Jesus was in the desert for 40 days without food
Following Jakob & Jakob’s conventional method of preparation, the mishaps and adventures have already started.
If there is one single rule an aspiring marathoner should adhere to, it would be this. Under no circumstances should you try to run a race wearing completely new shoes and a crisp, priorly untouched running outfit. The risk for pain, misery and slow death by chafing is simply to great. To contemplate to run an ultramarathon in unused jerseys, shorts and – God forbid – brand-new shoes, would by association be complete and utter madness.
And lunacy is the name of the game, should any of our dear readers be in any doubt.
AirBerlin’s partner here in Spain, Iberia, have been very helpful, but unfortunately sorely lacking in the efficiency department. Apparently, losing luggage somewhere in the Bermuda triangle that is Oslo – Berlin – Madrid is something of a common occurrence. Lousy timing for us. We’ve spent most of the afternoon on the phone with Iberia and with our coach cum traveloperator Christian trying to solve matters. Iberia has assured us that the bag with all of our equipment will arrive in Madrid tomorrow at noon with the next flight in from Berlin. Unfortunately, at about this time, Jakob, I and the rest of the Scandinavian and Spanish delegation will be glancing down on the Mediaterranean from our specially chartered plane taking us to the tiny hamlet of Eracchidia in Morocco, not far from our desert base camp.
So if the luggage doesn’t arrive on time or we are miraculously delayed tomorrow (we’re still working on a plan involving bellydancers, camels and Real Madrid in a distractive maneuver), we will be left with two options. Asking Iberia to send the luggage to Eracchidia after us is not a very tempting option since very few flights leave for this obscure little desert town from Spain. Option number two entails asking Iberia to send the bag to Ourzazate, where we’ll be crossing the finish line in a week’s time, and asking the French delegation – via our Spanish friends – to bring my bag with them when they arrive at the start. We might as well text Zlatan and ask him to sign for Swansea or Stoke. Bye-bye bag, then.
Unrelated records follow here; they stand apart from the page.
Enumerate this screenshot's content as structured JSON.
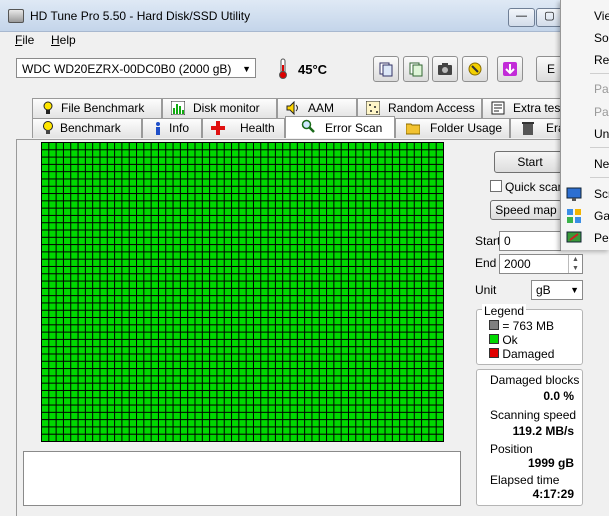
{
  "window": {
    "title": "HD Tune Pro 5.50 - Hard Disk/SSD Utility",
    "minimize_glyph": "—",
    "maximize_glyph": "▢"
  },
  "menu": {
    "file": "File",
    "help": "Help"
  },
  "toolbar": {
    "drive": "WDC WD20EZRX-00DC0B0 (2000 gB)",
    "temperature": "45",
    "temperature_unit": "°C",
    "exit_label": "E"
  },
  "tabs_top": [
    {
      "label": "File Benchmark",
      "icon": "file-benchmark-icon"
    },
    {
      "label": "Disk monitor",
      "icon": "disk-monitor-icon"
    },
    {
      "label": "AAM",
      "icon": "speaker-icon"
    },
    {
      "label": "Random Access",
      "icon": "random-access-icon"
    },
    {
      "label": "Extra tes",
      "icon": "extra-tests-icon"
    }
  ],
  "tabs_bottom": [
    {
      "label": "Benchmark",
      "icon": "lightbulb-icon"
    },
    {
      "label": "Info",
      "icon": "info-icon"
    },
    {
      "label": "Health",
      "icon": "health-cross-icon"
    },
    {
      "label": "Error Scan",
      "icon": "magnifier-icon",
      "active": true
    },
    {
      "label": "Folder Usage",
      "icon": "folder-icon"
    },
    {
      "label": "Era",
      "icon": "trash-icon"
    }
  ],
  "scan": {
    "grid_status": "ok",
    "ok_color": "#00d800",
    "grid_line_color": "#000000",
    "grid_cols": 55,
    "grid_rows": 41
  },
  "controls": {
    "start_button": "Start",
    "quick_scan": "Quick scan",
    "quick_scan_checked": false,
    "speed_map": "Speed map",
    "start_label": "Start",
    "start_value": "0",
    "end_label": "End",
    "end_value": "2000",
    "unit_label": "Unit",
    "unit_value": "gB"
  },
  "legend": {
    "title": "Legend",
    "items": [
      {
        "label": "= 763 MB",
        "color": "#808080"
      },
      {
        "label": "Ok",
        "color": "#00d800"
      },
      {
        "label": "Damaged",
        "color": "#e00000"
      }
    ]
  },
  "stats": {
    "damaged_blocks_label": "Damaged blocks",
    "damaged_blocks_value": "0.0 %",
    "scanning_speed_label": "Scanning speed",
    "scanning_speed_value": "119.2 MB/s",
    "position_label": "Position",
    "position_value": "1999 gB",
    "elapsed_label": "Elapsed time",
    "elapsed_value": "4:17:29"
  },
  "popup_menu": [
    {
      "label": "View",
      "disabled": false
    },
    {
      "label": "So",
      "disabled": false
    },
    {
      "label": "Re",
      "disabled": false
    },
    {
      "label": "Pa",
      "disabled": true
    },
    {
      "label": "Pa",
      "disabled": true
    },
    {
      "label": "Un",
      "disabled": false
    },
    {
      "label": "Ne",
      "disabled": false
    },
    {
      "label": "Scr",
      "disabled": false,
      "icon": "screen-icon"
    },
    {
      "label": "Ga",
      "disabled": false,
      "icon": "gadgets-icon"
    },
    {
      "label": "Pe",
      "disabled": false,
      "icon": "personalize-icon"
    }
  ]
}
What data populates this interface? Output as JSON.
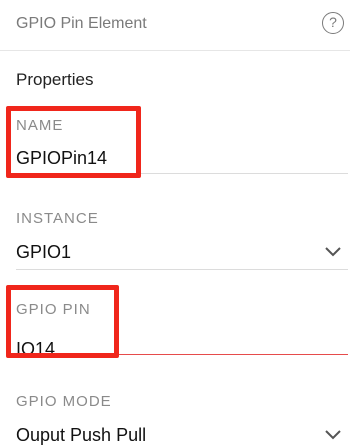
{
  "header": {
    "title": "GPIO Pin Element",
    "help_icon": "?"
  },
  "section": {
    "title": "Properties"
  },
  "fields": {
    "name": {
      "label": "NAME",
      "value": "GPIOPin14"
    },
    "instance": {
      "label": "INSTANCE",
      "value": "GPIO1",
      "icon": "chevron-down-icon"
    },
    "gpio_pin": {
      "label": "GPIO PIN",
      "value": "IO14"
    },
    "gpio_mode": {
      "label": "GPIO MODE",
      "value": "Ouput Push Pull",
      "icon": "chevron-down-icon"
    }
  },
  "colors": {
    "highlight": "#f0261b",
    "error_underline": "#e64b4b",
    "label": "#8a8a8a"
  }
}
Fortunately, the biggest department store group in Europe, El Corte Ingles, has a wonderful little boutique in town. Arriving in the store at 9.30 p.m., well ahead of closing time at 10 p.m., Jakob and I managed to irritate the Spanish ladies no end, but still getting hold of almost every single item we needed for our desert marathon, bar a few, most notably our food. So now, if our great, big Orange Bag never shows up – and the chances for that are looking slimmer by the minute – we have a reserve plan. One that entails us breaking rule number one. We have never used a single piece of the equipment we have bought today. The only thing more crazy than trying to run in completely virgin shoes in the Sahara would be trying to run the race in loafers and jeans. And even this option was seriously discussed for at least 90 minutes this afternoon. Pray for us, friends and family. We sorely need it.